Although I had wondered why Brezhnev exposed himself to scrutiny of outsiders and their possibly vicious evaluation of his health, it is clear that most have been favorably impressed. Moreover, for him to live in full seclusion would only give rise to still more damaging speculation over the real state of his health.
Note: at the close of the evening, when Brezhnev filed by to shake hands, he reached Marshall Goldman, seated about 8 seats from me across the table. Goldman had a big smile as he pumped Brezhnev’s hand.
Armand Hammer – chairman of Occidental Petroleum, one of the first Western businessmen to have done deals with the new Soviet state after the Revolution
Averell Harriman – Franklin Roosevelt’s ambassador to Moscow in WWII, former governor of the State of New York, patrician statesman
Donald Kendall – chairman of Pepsico, recently stepped down as co-chair of the Trade Council, active pro-détente campaigner, had at this point a monopoly position on Soviet vodka and hard liquor exports
Viktor Sukhodrev – Brezhnev’s very savvy long time interpreter who gave sense to the Secretary General’s speeches in his failing years
Marshall Goldman – expert on the Soviet economy, deputy director of Harvard’s Russian Research Center
Harold Berman – law professor at Harvard, leading American scholar on Soviet law at the time
©Gilbert Doctorow, 2020
[If you found value in this article, you should be interested to read my latest collection of essays entitled A Belgian Perspective on International Affairs, published in November 2019 and available in e-book, paperback and hardbound formats from amazon, barnes & noble, bol.com, fnac, Waterstones and other online retailers.
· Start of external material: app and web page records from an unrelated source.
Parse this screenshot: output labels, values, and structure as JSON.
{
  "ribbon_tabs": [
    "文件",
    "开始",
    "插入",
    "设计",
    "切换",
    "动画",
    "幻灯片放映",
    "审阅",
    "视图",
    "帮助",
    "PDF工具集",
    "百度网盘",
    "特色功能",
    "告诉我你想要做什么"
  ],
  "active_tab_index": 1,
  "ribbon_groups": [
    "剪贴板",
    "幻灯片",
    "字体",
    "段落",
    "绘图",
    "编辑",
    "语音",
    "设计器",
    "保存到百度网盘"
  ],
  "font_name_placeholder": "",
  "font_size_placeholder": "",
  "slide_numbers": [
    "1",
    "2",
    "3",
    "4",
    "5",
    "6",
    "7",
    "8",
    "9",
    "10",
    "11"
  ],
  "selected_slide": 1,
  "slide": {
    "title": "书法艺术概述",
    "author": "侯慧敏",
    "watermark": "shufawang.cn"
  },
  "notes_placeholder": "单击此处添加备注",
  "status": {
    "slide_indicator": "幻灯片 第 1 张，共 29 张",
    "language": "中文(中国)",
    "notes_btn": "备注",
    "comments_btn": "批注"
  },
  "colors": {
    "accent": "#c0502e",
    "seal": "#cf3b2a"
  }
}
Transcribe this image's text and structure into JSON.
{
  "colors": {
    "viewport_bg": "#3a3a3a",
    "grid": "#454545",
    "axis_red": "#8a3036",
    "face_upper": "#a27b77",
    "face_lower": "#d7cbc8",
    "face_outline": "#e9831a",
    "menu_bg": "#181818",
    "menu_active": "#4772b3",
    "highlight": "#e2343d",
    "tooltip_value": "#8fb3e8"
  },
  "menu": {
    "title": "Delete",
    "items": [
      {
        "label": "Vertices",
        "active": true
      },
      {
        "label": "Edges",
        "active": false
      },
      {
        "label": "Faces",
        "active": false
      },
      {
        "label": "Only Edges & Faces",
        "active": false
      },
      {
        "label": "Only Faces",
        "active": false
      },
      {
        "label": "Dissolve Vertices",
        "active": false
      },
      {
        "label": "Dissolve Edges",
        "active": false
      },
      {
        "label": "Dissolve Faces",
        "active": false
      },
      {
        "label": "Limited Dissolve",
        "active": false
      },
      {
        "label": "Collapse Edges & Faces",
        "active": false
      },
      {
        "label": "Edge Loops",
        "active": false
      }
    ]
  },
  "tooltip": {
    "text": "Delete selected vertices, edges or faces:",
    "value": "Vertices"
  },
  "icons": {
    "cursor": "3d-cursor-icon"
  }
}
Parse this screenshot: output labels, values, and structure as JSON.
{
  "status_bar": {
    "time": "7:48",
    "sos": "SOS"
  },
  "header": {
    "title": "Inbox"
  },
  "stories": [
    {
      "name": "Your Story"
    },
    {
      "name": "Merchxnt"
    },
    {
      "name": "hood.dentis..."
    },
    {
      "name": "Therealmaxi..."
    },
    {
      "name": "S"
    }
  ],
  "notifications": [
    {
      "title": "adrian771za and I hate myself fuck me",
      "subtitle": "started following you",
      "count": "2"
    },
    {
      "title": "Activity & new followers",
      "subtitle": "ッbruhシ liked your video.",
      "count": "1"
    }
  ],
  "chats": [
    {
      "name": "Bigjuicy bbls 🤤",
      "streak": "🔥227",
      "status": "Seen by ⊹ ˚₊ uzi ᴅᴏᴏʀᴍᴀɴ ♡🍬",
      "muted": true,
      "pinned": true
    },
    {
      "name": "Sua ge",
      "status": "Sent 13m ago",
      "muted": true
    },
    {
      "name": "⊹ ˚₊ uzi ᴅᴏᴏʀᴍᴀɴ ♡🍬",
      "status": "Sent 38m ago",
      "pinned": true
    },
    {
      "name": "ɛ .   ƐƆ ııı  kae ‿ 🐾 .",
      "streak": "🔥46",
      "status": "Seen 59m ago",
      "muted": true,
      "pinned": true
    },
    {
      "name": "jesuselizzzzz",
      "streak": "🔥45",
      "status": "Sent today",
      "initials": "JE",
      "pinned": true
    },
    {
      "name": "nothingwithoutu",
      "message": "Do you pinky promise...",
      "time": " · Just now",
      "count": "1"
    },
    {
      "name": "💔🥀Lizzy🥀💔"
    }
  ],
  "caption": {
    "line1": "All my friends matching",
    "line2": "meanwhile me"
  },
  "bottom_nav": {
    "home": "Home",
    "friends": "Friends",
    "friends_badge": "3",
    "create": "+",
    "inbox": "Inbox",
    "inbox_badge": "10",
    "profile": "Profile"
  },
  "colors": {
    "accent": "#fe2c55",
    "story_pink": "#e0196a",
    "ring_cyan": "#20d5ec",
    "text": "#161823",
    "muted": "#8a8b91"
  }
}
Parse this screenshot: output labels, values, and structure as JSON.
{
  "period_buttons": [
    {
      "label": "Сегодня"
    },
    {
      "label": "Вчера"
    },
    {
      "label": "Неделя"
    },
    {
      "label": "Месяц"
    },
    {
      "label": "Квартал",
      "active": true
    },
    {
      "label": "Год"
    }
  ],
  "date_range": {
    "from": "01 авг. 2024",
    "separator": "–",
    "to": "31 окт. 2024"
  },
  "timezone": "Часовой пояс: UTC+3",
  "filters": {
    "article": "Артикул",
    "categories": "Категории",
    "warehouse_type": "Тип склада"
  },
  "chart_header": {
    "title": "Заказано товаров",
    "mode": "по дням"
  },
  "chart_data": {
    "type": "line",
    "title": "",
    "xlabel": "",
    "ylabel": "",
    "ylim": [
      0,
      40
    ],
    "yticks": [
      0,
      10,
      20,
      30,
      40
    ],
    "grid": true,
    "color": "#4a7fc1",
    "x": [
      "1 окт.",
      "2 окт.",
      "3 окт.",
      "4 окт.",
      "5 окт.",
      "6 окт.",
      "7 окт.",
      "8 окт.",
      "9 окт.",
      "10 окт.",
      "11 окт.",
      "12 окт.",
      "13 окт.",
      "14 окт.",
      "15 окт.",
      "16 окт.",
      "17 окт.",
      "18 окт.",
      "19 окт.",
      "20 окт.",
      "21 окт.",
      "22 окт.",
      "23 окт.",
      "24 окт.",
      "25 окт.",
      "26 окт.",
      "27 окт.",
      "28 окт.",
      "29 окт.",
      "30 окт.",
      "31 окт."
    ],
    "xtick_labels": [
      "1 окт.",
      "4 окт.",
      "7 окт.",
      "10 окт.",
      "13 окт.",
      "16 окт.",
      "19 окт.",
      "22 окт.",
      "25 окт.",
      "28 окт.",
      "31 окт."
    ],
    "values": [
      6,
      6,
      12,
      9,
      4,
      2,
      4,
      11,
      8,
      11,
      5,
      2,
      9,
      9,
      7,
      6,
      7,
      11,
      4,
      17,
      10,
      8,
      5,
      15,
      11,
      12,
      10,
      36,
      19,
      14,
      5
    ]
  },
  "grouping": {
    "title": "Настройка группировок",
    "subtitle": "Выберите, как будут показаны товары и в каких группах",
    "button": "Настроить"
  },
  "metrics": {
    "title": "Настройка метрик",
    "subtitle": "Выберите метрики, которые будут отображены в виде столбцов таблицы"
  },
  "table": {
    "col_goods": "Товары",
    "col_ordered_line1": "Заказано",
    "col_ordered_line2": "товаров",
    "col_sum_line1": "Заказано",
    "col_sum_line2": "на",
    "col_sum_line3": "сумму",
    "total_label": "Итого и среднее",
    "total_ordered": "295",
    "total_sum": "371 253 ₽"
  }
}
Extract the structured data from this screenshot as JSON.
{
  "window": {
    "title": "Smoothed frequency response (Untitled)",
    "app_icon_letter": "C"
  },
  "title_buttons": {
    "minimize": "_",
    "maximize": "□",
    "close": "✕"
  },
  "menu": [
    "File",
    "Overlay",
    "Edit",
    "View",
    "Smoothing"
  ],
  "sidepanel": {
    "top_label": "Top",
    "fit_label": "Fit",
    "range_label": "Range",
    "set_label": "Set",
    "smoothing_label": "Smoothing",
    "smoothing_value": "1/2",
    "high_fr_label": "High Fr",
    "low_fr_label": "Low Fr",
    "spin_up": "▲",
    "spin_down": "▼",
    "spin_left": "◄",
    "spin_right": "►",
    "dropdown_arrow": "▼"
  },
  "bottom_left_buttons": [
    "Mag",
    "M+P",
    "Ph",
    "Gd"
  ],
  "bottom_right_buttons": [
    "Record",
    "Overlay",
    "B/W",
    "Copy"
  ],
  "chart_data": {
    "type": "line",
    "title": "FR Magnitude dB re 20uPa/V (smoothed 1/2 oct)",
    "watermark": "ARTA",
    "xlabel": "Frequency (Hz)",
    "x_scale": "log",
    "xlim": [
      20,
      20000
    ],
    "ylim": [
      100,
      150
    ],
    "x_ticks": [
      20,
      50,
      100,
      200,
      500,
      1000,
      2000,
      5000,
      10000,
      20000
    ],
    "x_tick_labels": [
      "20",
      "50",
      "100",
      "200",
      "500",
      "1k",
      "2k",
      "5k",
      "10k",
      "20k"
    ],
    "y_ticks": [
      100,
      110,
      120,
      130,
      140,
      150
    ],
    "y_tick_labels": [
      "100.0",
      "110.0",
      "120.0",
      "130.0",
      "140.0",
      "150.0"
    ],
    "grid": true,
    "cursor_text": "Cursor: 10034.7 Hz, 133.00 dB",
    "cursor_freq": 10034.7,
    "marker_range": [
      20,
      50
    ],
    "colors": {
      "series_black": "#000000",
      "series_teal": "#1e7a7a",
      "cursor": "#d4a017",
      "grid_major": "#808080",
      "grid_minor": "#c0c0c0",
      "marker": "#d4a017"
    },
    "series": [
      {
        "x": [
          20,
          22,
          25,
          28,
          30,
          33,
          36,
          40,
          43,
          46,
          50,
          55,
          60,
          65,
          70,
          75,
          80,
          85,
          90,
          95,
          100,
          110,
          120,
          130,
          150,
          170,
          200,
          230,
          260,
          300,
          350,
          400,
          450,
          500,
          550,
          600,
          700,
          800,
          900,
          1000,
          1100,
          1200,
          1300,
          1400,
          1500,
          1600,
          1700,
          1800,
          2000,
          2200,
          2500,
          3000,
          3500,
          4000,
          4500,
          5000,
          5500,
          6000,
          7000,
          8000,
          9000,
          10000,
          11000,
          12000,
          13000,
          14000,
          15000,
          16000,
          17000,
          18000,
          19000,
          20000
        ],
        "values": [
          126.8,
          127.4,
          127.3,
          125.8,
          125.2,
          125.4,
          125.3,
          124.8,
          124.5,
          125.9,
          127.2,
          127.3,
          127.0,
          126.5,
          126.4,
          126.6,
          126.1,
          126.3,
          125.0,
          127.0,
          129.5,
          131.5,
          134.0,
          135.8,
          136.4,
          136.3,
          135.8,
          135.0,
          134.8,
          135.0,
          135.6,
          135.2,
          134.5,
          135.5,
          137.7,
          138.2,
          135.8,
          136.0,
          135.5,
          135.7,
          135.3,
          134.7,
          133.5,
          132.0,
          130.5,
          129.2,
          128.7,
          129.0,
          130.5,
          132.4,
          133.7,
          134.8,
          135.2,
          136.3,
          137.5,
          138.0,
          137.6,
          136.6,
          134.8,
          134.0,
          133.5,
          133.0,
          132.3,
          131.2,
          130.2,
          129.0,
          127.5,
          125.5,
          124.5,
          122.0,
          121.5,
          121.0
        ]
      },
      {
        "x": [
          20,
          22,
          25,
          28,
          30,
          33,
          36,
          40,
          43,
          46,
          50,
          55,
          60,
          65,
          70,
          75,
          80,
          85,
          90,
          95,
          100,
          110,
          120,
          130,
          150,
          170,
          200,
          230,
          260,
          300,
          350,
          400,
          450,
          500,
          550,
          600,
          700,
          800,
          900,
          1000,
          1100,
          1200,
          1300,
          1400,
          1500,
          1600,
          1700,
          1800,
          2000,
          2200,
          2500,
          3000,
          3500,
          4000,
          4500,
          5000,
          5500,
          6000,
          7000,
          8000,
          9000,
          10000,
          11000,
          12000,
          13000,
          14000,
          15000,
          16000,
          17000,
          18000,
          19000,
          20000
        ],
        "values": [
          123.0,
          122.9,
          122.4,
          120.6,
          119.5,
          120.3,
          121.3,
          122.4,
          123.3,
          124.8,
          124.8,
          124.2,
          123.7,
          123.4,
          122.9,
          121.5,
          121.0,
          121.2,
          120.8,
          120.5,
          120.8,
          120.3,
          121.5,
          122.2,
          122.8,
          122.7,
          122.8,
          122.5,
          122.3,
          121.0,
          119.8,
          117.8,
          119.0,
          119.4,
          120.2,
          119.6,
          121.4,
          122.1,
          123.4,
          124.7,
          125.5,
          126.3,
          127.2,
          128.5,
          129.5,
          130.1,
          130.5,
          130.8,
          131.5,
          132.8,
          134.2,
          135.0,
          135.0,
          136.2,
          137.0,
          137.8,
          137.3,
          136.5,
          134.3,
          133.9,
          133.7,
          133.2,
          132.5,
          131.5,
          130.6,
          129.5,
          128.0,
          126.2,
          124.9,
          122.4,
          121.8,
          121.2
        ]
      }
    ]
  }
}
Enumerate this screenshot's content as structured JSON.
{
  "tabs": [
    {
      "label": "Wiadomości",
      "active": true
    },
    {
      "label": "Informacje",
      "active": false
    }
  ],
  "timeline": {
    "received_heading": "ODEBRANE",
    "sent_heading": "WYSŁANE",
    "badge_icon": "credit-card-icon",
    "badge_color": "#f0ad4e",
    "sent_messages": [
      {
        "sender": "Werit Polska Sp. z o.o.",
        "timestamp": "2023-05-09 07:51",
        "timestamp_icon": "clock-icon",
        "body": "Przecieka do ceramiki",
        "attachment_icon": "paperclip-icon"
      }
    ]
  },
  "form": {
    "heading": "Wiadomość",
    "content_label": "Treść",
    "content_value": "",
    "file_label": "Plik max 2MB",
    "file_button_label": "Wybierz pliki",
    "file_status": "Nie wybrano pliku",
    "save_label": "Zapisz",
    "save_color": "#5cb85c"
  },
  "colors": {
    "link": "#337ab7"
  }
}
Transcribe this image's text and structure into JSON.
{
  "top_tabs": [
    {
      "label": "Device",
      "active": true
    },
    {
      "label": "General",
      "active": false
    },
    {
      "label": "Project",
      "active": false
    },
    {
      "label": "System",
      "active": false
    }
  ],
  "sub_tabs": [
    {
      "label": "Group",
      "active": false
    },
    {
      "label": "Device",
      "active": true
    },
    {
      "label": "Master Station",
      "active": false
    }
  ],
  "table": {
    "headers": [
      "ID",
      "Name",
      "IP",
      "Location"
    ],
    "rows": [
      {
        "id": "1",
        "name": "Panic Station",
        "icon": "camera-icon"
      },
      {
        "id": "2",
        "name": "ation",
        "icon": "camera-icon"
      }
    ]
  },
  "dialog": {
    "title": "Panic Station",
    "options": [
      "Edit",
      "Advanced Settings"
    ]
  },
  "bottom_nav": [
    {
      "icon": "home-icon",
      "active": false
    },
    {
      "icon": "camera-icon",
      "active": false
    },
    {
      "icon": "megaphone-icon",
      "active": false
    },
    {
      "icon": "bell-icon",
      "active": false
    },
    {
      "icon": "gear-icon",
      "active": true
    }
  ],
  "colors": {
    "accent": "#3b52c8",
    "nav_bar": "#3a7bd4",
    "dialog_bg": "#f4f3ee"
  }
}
Use the “View Inside” tab on the book’s webpages to browse.]